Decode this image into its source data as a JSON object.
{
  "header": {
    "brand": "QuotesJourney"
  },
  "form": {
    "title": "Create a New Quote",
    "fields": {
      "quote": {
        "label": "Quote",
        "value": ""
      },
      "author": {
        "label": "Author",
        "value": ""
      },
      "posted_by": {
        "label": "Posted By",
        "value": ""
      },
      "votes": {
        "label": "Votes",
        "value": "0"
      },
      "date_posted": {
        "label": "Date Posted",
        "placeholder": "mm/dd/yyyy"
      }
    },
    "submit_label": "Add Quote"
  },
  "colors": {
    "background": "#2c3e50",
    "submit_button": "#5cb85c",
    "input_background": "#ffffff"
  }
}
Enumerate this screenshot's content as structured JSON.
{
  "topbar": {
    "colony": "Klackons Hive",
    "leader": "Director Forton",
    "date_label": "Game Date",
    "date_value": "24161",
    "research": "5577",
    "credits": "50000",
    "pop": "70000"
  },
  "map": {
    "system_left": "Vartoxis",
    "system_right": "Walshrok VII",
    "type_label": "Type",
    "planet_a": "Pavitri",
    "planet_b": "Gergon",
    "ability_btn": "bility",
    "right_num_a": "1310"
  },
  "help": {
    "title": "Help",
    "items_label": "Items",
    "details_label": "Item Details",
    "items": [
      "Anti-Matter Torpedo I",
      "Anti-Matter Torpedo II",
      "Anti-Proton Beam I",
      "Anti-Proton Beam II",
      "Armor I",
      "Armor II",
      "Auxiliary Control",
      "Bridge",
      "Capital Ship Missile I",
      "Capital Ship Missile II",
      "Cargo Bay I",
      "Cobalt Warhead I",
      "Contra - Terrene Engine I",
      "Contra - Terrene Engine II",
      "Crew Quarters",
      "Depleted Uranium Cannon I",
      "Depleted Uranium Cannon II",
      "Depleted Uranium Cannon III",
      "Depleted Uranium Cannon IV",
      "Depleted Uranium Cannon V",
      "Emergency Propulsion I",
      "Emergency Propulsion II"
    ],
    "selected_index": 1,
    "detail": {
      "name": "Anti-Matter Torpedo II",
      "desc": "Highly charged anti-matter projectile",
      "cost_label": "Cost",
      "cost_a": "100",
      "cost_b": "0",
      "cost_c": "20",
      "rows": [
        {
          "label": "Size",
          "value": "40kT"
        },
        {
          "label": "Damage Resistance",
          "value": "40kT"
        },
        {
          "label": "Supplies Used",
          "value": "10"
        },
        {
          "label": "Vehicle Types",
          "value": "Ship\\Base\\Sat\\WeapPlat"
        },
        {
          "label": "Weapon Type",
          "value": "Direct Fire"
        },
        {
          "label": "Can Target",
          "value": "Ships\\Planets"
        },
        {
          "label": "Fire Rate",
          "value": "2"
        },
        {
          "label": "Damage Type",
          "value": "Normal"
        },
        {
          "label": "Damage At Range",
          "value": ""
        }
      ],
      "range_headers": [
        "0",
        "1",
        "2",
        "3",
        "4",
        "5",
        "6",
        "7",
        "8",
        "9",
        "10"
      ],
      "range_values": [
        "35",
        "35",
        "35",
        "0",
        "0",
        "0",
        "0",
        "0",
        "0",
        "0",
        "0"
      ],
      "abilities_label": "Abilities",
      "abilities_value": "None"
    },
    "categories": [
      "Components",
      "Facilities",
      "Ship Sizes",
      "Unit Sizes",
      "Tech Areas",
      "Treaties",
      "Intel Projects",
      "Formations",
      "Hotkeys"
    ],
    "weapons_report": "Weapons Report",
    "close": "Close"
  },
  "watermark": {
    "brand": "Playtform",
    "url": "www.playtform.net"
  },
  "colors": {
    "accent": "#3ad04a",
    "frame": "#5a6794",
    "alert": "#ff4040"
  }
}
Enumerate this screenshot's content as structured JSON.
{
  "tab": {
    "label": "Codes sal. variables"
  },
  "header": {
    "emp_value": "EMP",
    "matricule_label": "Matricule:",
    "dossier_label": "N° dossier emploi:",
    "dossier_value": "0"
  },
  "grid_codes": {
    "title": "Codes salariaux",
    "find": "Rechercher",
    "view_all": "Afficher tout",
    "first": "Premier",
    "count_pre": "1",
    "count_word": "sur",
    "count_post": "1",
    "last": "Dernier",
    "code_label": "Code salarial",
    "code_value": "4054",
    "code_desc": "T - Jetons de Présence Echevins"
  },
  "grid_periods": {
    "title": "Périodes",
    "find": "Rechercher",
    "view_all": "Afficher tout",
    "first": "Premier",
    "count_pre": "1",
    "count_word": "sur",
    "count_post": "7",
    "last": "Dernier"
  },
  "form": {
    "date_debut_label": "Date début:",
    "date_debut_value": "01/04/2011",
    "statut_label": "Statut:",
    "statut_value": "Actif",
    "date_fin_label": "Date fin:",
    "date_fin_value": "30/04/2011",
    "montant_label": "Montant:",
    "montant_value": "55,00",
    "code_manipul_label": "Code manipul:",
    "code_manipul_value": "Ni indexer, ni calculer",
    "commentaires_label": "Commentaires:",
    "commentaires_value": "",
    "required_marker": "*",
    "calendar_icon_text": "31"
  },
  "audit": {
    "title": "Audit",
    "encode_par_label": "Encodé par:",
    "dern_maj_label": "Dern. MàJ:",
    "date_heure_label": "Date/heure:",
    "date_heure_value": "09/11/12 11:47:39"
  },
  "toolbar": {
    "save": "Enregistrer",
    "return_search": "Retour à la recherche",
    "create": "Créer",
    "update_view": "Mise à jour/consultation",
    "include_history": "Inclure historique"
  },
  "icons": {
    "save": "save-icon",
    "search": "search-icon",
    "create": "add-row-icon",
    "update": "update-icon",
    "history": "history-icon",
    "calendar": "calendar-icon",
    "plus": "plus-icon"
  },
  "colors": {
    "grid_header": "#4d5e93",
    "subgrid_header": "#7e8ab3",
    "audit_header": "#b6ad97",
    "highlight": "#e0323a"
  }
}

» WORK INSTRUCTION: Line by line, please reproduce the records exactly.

» TASK SOLUTION:
Decode this image into its source data as a JSON object.
{
  "header": {
    "brand": "QuotesJourney"
  },
  "form": {
    "title": "Create a New Quote",
    "fields": {
      "quote": {
        "label": "Quote",
        "value": ""
      },
      "author": {
        "label": "Author",
        "value": ""
      },
      "posted_by": {
        "label": "Posted By",
        "value": ""
      },
      "votes": {
        "label": "Votes",
        "value": "0"
      },
      "date_posted": {
        "label": "Date Posted",
        "placeholder": "mm/dd/yyyy"
      }
    },
    "submit_label": "Add Quote"
  },
  "colors": {
    "background": "#2c3e50",
    "submit_button": "#5cb85c",
    "input_background": "#ffffff"
  }
}
Enumerate this screenshot's content as structured JSON.
{
  "topbar": {
    "colony": "Klackons Hive",
    "leader": "Director Forton",
    "date_label": "Game Date",
    "date_value": "24161",
    "research": "5577",
    "credits": "50000",
    "pop": "70000"
  },
  "map": {
    "system_left": "Vartoxis",
    "system_right": "Walshrok VII",
    "type_label": "Type",
    "planet_a": "Pavitri",
    "planet_b": "Gergon",
    "ability_btn": "bility",
    "right_num_a": "1310"
  },
  "help": {
    "title": "Help",
    "items_label": "Items",
    "details_label": "Item Details",
    "items": [
      "Anti-Matter Torpedo I",
      "Anti-Matter Torpedo II",
      "Anti-Proton Beam I",
      "Anti-Proton Beam II",
      "Armor I",
      "Armor II",
      "Auxiliary Control",
      "Bridge",
      "Capital Ship Missile I",
      "Capital Ship Missile II",
      "Cargo Bay I",
      "Cobalt Warhead I",
      "Contra - Terrene Engine I",
      "Contra - Terrene Engine II",
      "Crew Quarters",
      "Depleted Uranium Cannon I",
      "Depleted Uranium Cannon II",
      "Depleted Uranium Cannon III",
      "Depleted Uranium Cannon IV",
      "Depleted Uranium Cannon V",
      "Emergency Propulsion I",
      "Emergency Propulsion II"
    ],
    "selected_index": 1,
    "detail": {
      "name": "Anti-Matter Torpedo II",
      "desc": "Highly charged anti-matter projectile",
      "cost_label": "Cost",
      "cost_a": "100",
      "cost_b": "0",
      "cost_c": "20",
      "rows": [
        {
          "label": "Size",
          "value": "40kT"
        },
        {
          "label": "Damage Resistance",
          "value": "40kT"
        },
        {
          "label": "Supplies Used",
          "value": "10"
        },
        {
          "label": "Vehicle Types",
          "value": "Ship\\Base\\Sat\\WeapPlat"
        },
        {
          "label": "Weapon Type",
          "value": "Direct Fire"
        },
        {
          "label": "Can Target",
          "value": "Ships\\Planets"
        },
        {
          "label": "Fire Rate",
          "value": "2"
        },
        {
          "label": "Damage Type",
          "value": "Normal"
        },
        {
          "label": "Damage At Range",
          "value": ""
        }
      ],
      "range_headers": [
        "0",
        "1",
        "2",
        "3",
        "4",
        "5",
        "6",
        "7",
        "8",
        "9",
        "10"
      ],
      "range_values": [
        "35",
        "35",
        "35",
        "0",
        "0",
        "0",
        "0",
        "0",
        "0",
        "0",
        "0"
      ],
      "abilities_label": "Abilities",
      "abilities_value": "None"
    },
    "categories": [
      "Components",
      "Facilities",
      "Ship Sizes",
      "Unit Sizes",
      "Tech Areas",
      "Treaties",
      "Intel Projects",
      "Formations",
      "Hotkeys"
    ],
    "weapons_report": "Weapons Report",
    "close": "Close"
  },
  "watermark": {
    "brand": "Playtform",
    "url": "www.playtform.net"
  },
  "colors": {
    "accent": "#3ad04a",
    "frame": "#5a6794",
    "alert": "#ff4040"
  }
}
Enumerate this screenshot's content as structured JSON.
{
  "tab": {
    "label": "Codes sal. variables"
  },
  "header": {
    "emp_value": "EMP",
    "matricule_label": "Matricule:",
    "dossier_label": "N° dossier emploi:",
    "dossier_value": "0"
  },
  "grid_codes": {
    "title": "Codes salariaux",
    "find": "Rechercher",
    "view_all": "Afficher tout",
    "first": "Premier",
    "count_pre": "1",
    "count_word": "sur",
    "count_post": "1",
    "last": "Dernier",
    "code_label": "Code salarial",
    "code_value": "4054",
    "code_desc": "T - Jetons de Présence Echevins"
  },
  "grid_periods": {
    "title": "Périodes",
    "find": "Rechercher",
    "view_all": "Afficher tout",
    "first": "Premier",
    "count_pre": "1",
    "count_word": "sur",
    "count_post": "7",
    "last": "Dernier"
  },
  "form": {
    "date_debut_label": "Date début:",
    "date_debut_value": "01/04/2011",
    "statut_label": "Statut:",
    "statut_value": "Actif",
    "date_fin_label": "Date fin:",
    "date_fin_value": "30/04/2011",
    "montant_label": "Montant:",
    "montant_value": "55,00",
    "code_manipul_label": "Code manipul:",
    "code_manipul_value": "Ni indexer, ni calculer",
    "commentaires_label": "Commentaires:",
    "commentaires_value": "",
    "required_marker": "*",
    "calendar_icon_text": "31"
  },
  "audit": {
    "title": "Audit",
    "encode_par_label": "Encodé par:",
    "dern_maj_label": "Dern. MàJ:",
    "date_heure_label": "Date/heure:",
    "date_heure_value": "09/11/12 11:47:39"
  },
  "toolbar": {
    "save": "Enregistrer",
    "return_search": "Retour à la recherche",
    "create": "Créer",
    "update_view": "Mise à jour/consultation",
    "include_history": "Inclure historique"
  },
  "icons": {
    "save": "save-icon",
    "search": "search-icon",
    "create": "add-row-icon",
    "update": "update-icon",
    "history": "history-icon",
    "calendar": "calendar-icon",
    "plus": "plus-icon"
  },
  "colors": {
    "grid_header": "#4d5e93",
    "subgrid_header": "#7e8ab3",
    "audit_header": "#b6ad97",
    "highlight": "#e0323a"
  }
}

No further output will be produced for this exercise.